An increase in blood pressure in the cold and blood clotting can be fatal for the heart and the brain. “The cold causes the blood vessels to contract, also known as vasoconstriction and it leads to high blood pressure. Heart attacks occur due to blood clot formation in coronary arteries. The fibrinogen levels in our body increase up to 23 per cent during winters. The platelet count increases as well, which causes the blood to form clots and lead to a heart attack,” Dr Manoj Kumar, a senior cardiologist from the Max Hospital, New Delhi, told ANI.

Hypothermia is caused by prolonged exposure to very cold temperatures as the human body begins to lose heat at a faster pace than it is produced, according to the US Centers for Diseases Control (CDC). When the human body’s internal temperature drops to below 35 degrees Celsius, it will experience the symptoms of mild hypothermia. In case of severe hypothermia (below 28 degrees Celsius), the body may be unconscious and may not seem to have a pulse or be breathing. It will be dangerously close to death.

In the state of moderate hypothermia (32 to 28 degrees Celsius), the body experiences confusion, agitation, lethargy, and sometimes even hallucinations. From 35 degrees Celsius to 32 degrees Celsius, the human body might suffer from impaired judgement, amnesia, and hyperemia (when the blood flow changes to different parts of our body).
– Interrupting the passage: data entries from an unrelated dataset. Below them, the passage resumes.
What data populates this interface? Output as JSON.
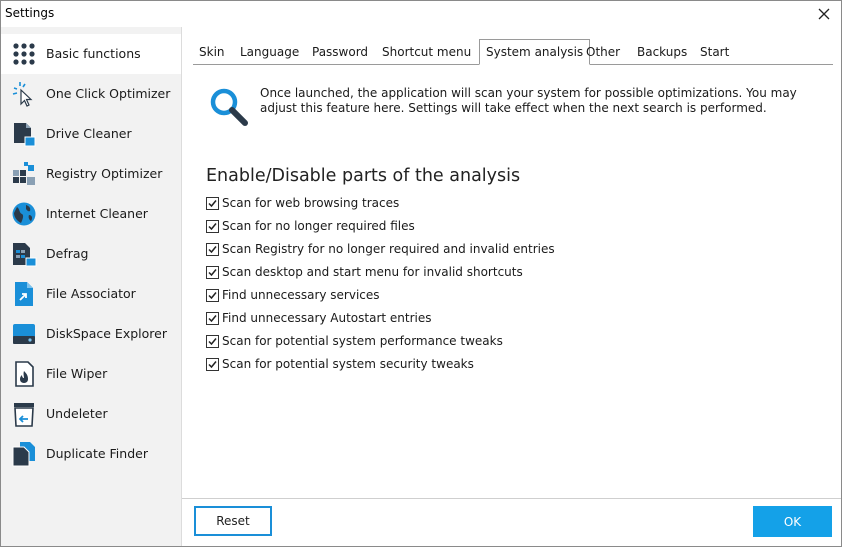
{
  "window": {
    "title": "Settings"
  },
  "sidebar": {
    "items": [
      {
        "label": "Basic functions",
        "icon": "grid-dots-icon",
        "selected": true
      },
      {
        "label": "One Click Optimizer",
        "icon": "cursor-click-icon"
      },
      {
        "label": "Drive Cleaner",
        "icon": "drive-cleaner-icon"
      },
      {
        "label": "Registry Optimizer",
        "icon": "registry-blocks-icon"
      },
      {
        "label": "Internet Cleaner",
        "icon": "globe-icon"
      },
      {
        "label": "Defrag",
        "icon": "defrag-icon"
      },
      {
        "label": "File Associator",
        "icon": "file-link-icon"
      },
      {
        "label": "DiskSpace Explorer",
        "icon": "disk-icon"
      },
      {
        "label": "File Wiper",
        "icon": "file-wiper-icon"
      },
      {
        "label": "Undeleter",
        "icon": "undelete-icon"
      },
      {
        "label": "Duplicate Finder",
        "icon": "duplicate-files-icon"
      }
    ]
  },
  "tabs": [
    {
      "label": "Skin"
    },
    {
      "label": "Language"
    },
    {
      "label": "Password"
    },
    {
      "label": "Shortcut menu"
    },
    {
      "label": "System analysis",
      "active": true
    },
    {
      "label": "Other"
    },
    {
      "label": "Backups"
    },
    {
      "label": "Start"
    }
  ],
  "main": {
    "info_text": "Once launched, the application will scan your system for possible optimizations. You may adjust this feature here. Settings will take effect when the next search is performed.",
    "section_title": "Enable/Disable parts of the analysis",
    "options": [
      {
        "label": "Scan for web browsing traces",
        "checked": true
      },
      {
        "label": "Scan for no longer required files",
        "checked": true
      },
      {
        "label": "Scan Registry for no longer required and invalid entries",
        "checked": true
      },
      {
        "label": "Scan desktop and start menu for invalid shortcuts",
        "checked": true
      },
      {
        "label": "Find unnecessary services",
        "checked": true
      },
      {
        "label": "Find unnecessary Autostart entries",
        "checked": true
      },
      {
        "label": "Scan for potential system performance tweaks",
        "checked": true
      },
      {
        "label": "Scan for potential system security tweaks",
        "checked": true
      }
    ]
  },
  "footer": {
    "reset_label": "Reset",
    "ok_label": "OK"
  },
  "colors": {
    "accent": "#14a1e8",
    "icon_dark": "#2b3a4a",
    "icon_blue": "#1a8fd8"
  }
}
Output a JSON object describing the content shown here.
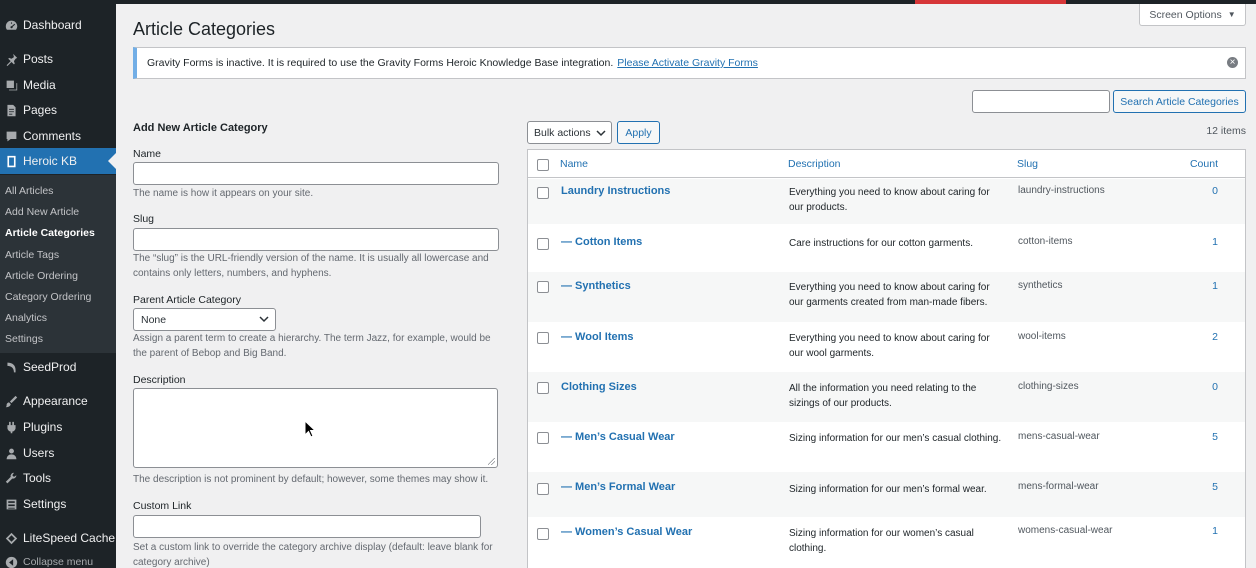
{
  "sidebar": {
    "items": [
      {
        "label": "Dashboard",
        "icon": "dashboard-icon"
      },
      {
        "label": "Posts",
        "icon": "pin-icon"
      },
      {
        "label": "Media",
        "icon": "media-icon"
      },
      {
        "label": "Pages",
        "icon": "pages-icon"
      },
      {
        "label": "Comments",
        "icon": "comment-icon"
      },
      {
        "label": "Heroic KB",
        "icon": "book-icon"
      },
      {
        "label": "SeedProd",
        "icon": "seedprod-icon"
      },
      {
        "label": "Appearance",
        "icon": "brush-icon"
      },
      {
        "label": "Plugins",
        "icon": "plugin-icon"
      },
      {
        "label": "Users",
        "icon": "user-icon"
      },
      {
        "label": "Tools",
        "icon": "wrench-icon"
      },
      {
        "label": "Settings",
        "icon": "settings-icon"
      },
      {
        "label": "LiteSpeed Cache",
        "icon": "litespeed-icon"
      },
      {
        "label": "Collapse menu",
        "icon": "collapse-icon"
      }
    ],
    "submenu": [
      "All Articles",
      "Add New Article",
      "Article Categories",
      "Article Tags",
      "Article Ordering",
      "Category Ordering",
      "Analytics",
      "Settings"
    ]
  },
  "header": {
    "title": "Article Categories",
    "screen_options": "Screen Options"
  },
  "notice": {
    "text": "Gravity Forms is inactive. It is required to use the Gravity Forms Heroic Knowledge Base integration.",
    "link": "Please Activate Gravity Forms"
  },
  "form": {
    "heading": "Add New Article Category",
    "name_label": "Name",
    "name_desc": "The name is how it appears on your site.",
    "slug_label": "Slug",
    "slug_desc": "The “slug” is the URL-friendly version of the name. It is usually all lowercase and contains only letters, numbers, and hyphens.",
    "parent_label": "Parent Article Category",
    "parent_value": "None",
    "parent_desc": "Assign a parent term to create a hierarchy. The term Jazz, for example, would be the parent of Bebop and Big Band.",
    "description_label": "Description",
    "description_desc": "The description is not prominent by default; however, some themes may show it.",
    "custom_link_label": "Custom Link",
    "custom_link_desc": "Set a custom link to override the category archive display (default: leave blank for category archive)"
  },
  "list": {
    "search_button": "Search Article Categories",
    "bulk_actions": "Bulk actions",
    "apply": "Apply",
    "items_count": "12 items",
    "columns": {
      "name": "Name",
      "description": "Description",
      "slug": "Slug",
      "count": "Count"
    },
    "rows": [
      {
        "name": "Laundry Instructions",
        "description": "Everything you need to know about caring for our products.",
        "slug": "laundry-instructions",
        "count": "0"
      },
      {
        "name": "— Cotton Items",
        "description": "Care instructions for our cotton garments.",
        "slug": "cotton-items",
        "count": "1"
      },
      {
        "name": "— Synthetics",
        "description": "Everything you need to know about caring for our garments created from man-made fibers.",
        "slug": "synthetics",
        "count": "1"
      },
      {
        "name": "— Wool Items",
        "description": "Everything you need to know about caring for our wool garments.",
        "slug": "wool-items",
        "count": "2"
      },
      {
        "name": "Clothing Sizes",
        "description": "All the information you need relating to the sizings of our products.",
        "slug": "clothing-sizes",
        "count": "0"
      },
      {
        "name": "— Men’s Casual Wear",
        "description": "Sizing information for our men’s casual clothing.",
        "slug": "mens-casual-wear",
        "count": "5"
      },
      {
        "name": "— Men’s Formal Wear",
        "description": "Sizing information for our men’s formal wear.",
        "slug": "mens-formal-wear",
        "count": "5"
      },
      {
        "name": "— Women’s Casual Wear",
        "description": "Sizing information for our women’s casual clothing.",
        "slug": "womens-casual-wear",
        "count": "1"
      }
    ]
  },
  "colors": {
    "sidebar_bg": "#1d2327",
    "active": "#2271b1",
    "link": "#2271b1",
    "accent_bar": "#d63638"
  }
}
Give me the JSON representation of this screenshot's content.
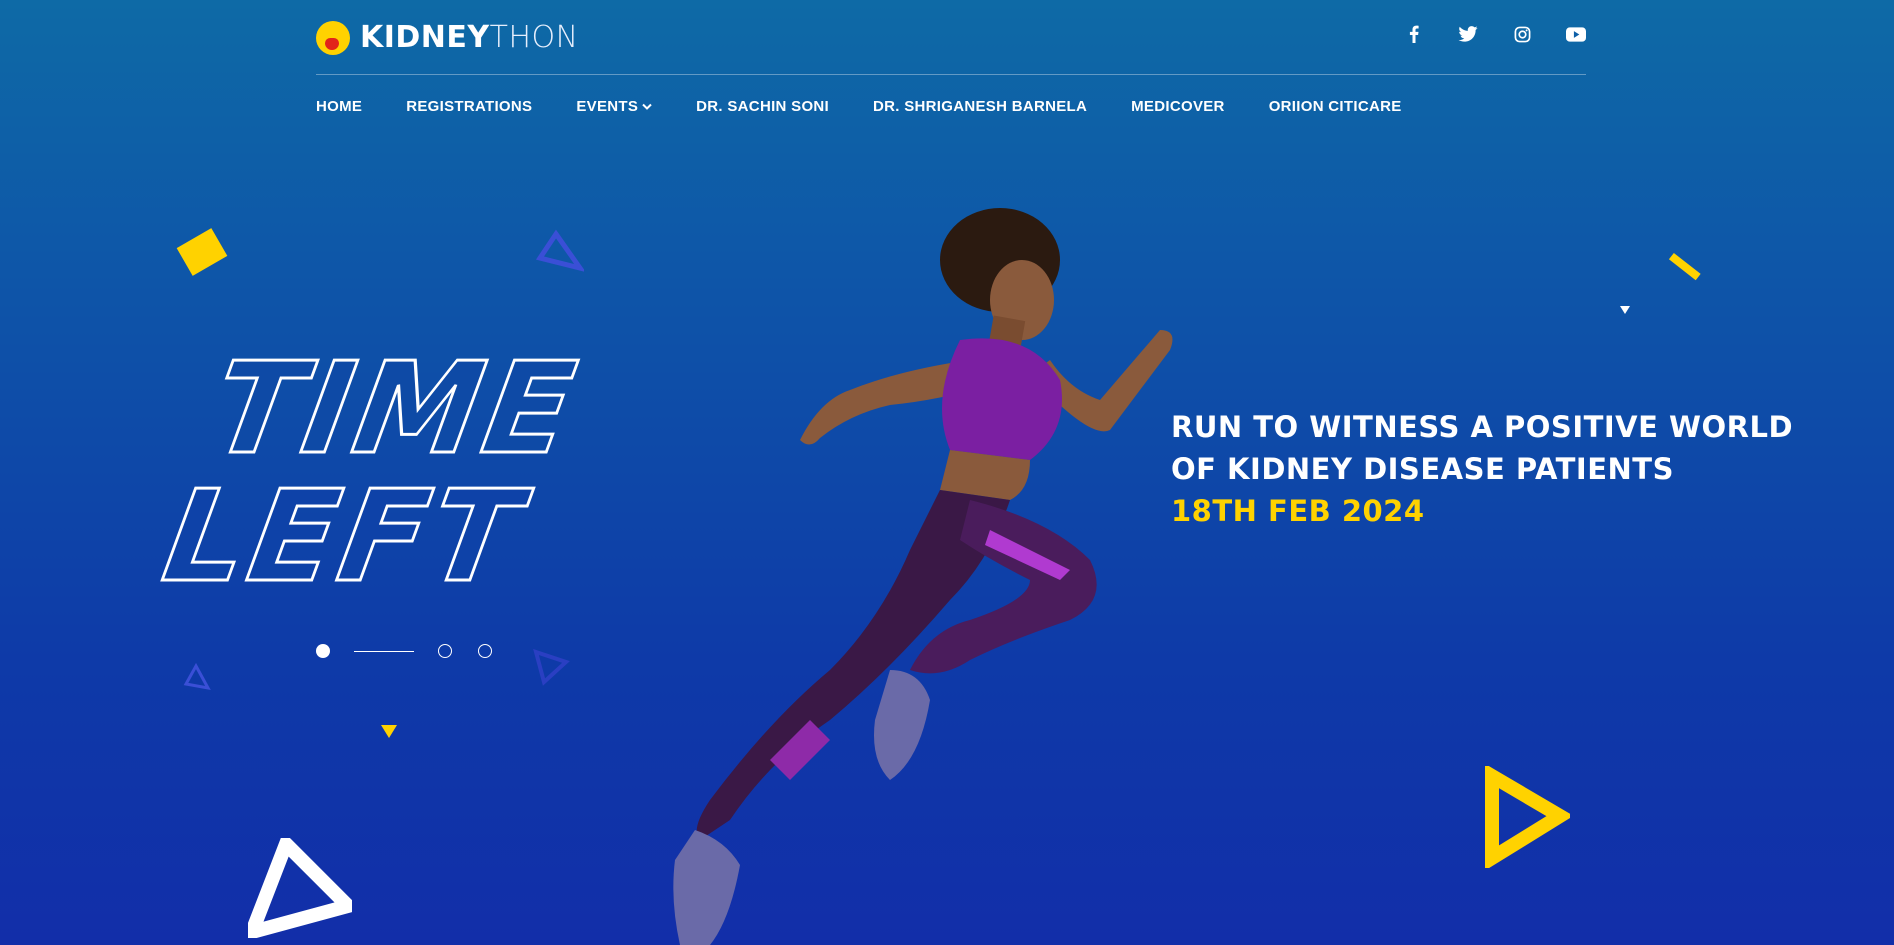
{
  "brand": {
    "name_strong": "KIDNEY",
    "name_light": "THON"
  },
  "socials": [
    {
      "name": "facebook-icon"
    },
    {
      "name": "twitter-icon"
    },
    {
      "name": "instagram-icon"
    },
    {
      "name": "youtube-icon"
    }
  ],
  "nav": {
    "home": "HOME",
    "registrations": "REGISTRATIONS",
    "events": "EVENTS",
    "dr_sachin": "DR. SACHIN SONI",
    "dr_shriganesh": "DR. SHRIGANESH BARNELA",
    "medicover": "MEDICOVER",
    "oriion": "ORIION CITICARE"
  },
  "hero": {
    "title_line1": "TIME",
    "title_line2": "LEFT",
    "tagline_line1": "RUN TO WITNESS A POSITIVE WORLD",
    "tagline_line2": "OF KIDNEY DISEASE PATIENTS",
    "date": "18TH FEB 2024"
  },
  "slider": {
    "active_index": 0,
    "count": 3
  },
  "colors": {
    "accent_yellow": "#ffd200",
    "background_top": "#0e6aa6",
    "background_bottom": "#122ea9",
    "runner_top": "#7b1fa2"
  }
}
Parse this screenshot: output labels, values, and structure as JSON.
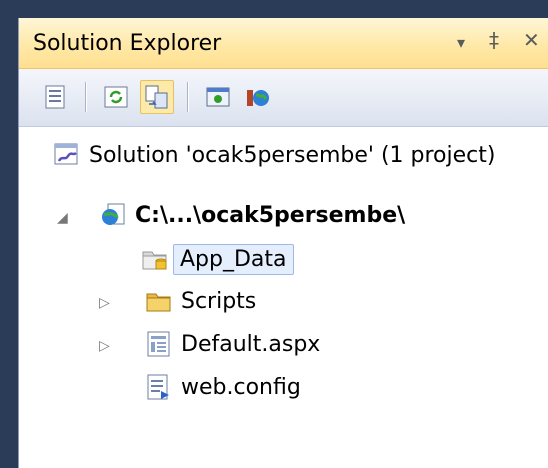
{
  "panel": {
    "title": "Solution Explorer",
    "controls": {
      "dropdown": "▾",
      "pin": "‡",
      "close": "✕"
    }
  },
  "toolbar": {
    "buttons": [
      {
        "icon": "properties-icon"
      },
      {
        "icon": "refresh-icon"
      },
      {
        "icon": "show-all-files-icon",
        "active": true
      },
      {
        "icon": "view-designer-icon"
      },
      {
        "icon": "copy-web-site-icon"
      }
    ]
  },
  "tree": {
    "solution": {
      "label": "Solution 'ocak5persembe' (1 project)"
    },
    "project": {
      "label": "C:\\...\\ocak5persembe\\",
      "expanded": true
    },
    "items": [
      {
        "label": "App_Data",
        "selected": true
      },
      {
        "label": "Scripts",
        "collapsed": true
      },
      {
        "label": "Default.aspx",
        "collapsed": true
      },
      {
        "label": "web.config"
      }
    ]
  },
  "colors": {
    "titlebar": "#ffe9a8",
    "selection": "#e5eefc",
    "frame": "#2b3c59"
  }
}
Medical News Today explains hyperemia occurs when “excess blood builds up inside the vascular system, which is the system of blood vessels in the body.” The blood flows from the extremities to the core and vital organs to keep them warm and in a state of homeostasis. Because of this, the liver, heart, lungs, and spleen get more circulation, while fingers, toes, nose, and earlobes receive less blood circulation, making them colder.

To stay warm, the human body shivers and undergoes vasoconstriction, meaning the blood vessels contract and increase blood pressure and circulation. This can also lead to hypertension in several individuals. Exposure to cold temperatures for a longer period can use up the body’s stored energy, leading to lower body temperature. This can also affect the human brain, “making the victim unable to think clearly or move well,” or experience trouble in speaking.

When the external temperature falls, the human body generates heat to compensate for the difference. While if the external temperature rises, the body releases the heat by sweating to cool itself. This is called thermoregulation. This is why the human body sweats in the heat and does not in the cold.

Notably, human bodies are remarkably capable of surviving temperature changes, however, the body cannot fight biology and nature. The human body can only warm or cool itself to a certain extent.  When the defence mechanisms begin to suffer, there can be some concerning effects, as per CDC.

Several health issues like bone, joint, and muscle pain, cough and cold, respiratory diseases such as bronchitis, skin problems can arise when a human body is exposed to lengthy cold conditions. Frostbite can permanently damage the body, and severe cases can lead to amputation (removing the affected body part).

According to CDC, when it is very cold outside, stay indoors. Wear several layers of loose-fitting clothing and cover yourself in blankets. Taking Vitamin D supplements is recommended as a deficiency can lead to a heart attack. Avoid a morning walk before sunrise. Ensure your head is covered well, advises Dr Kumar.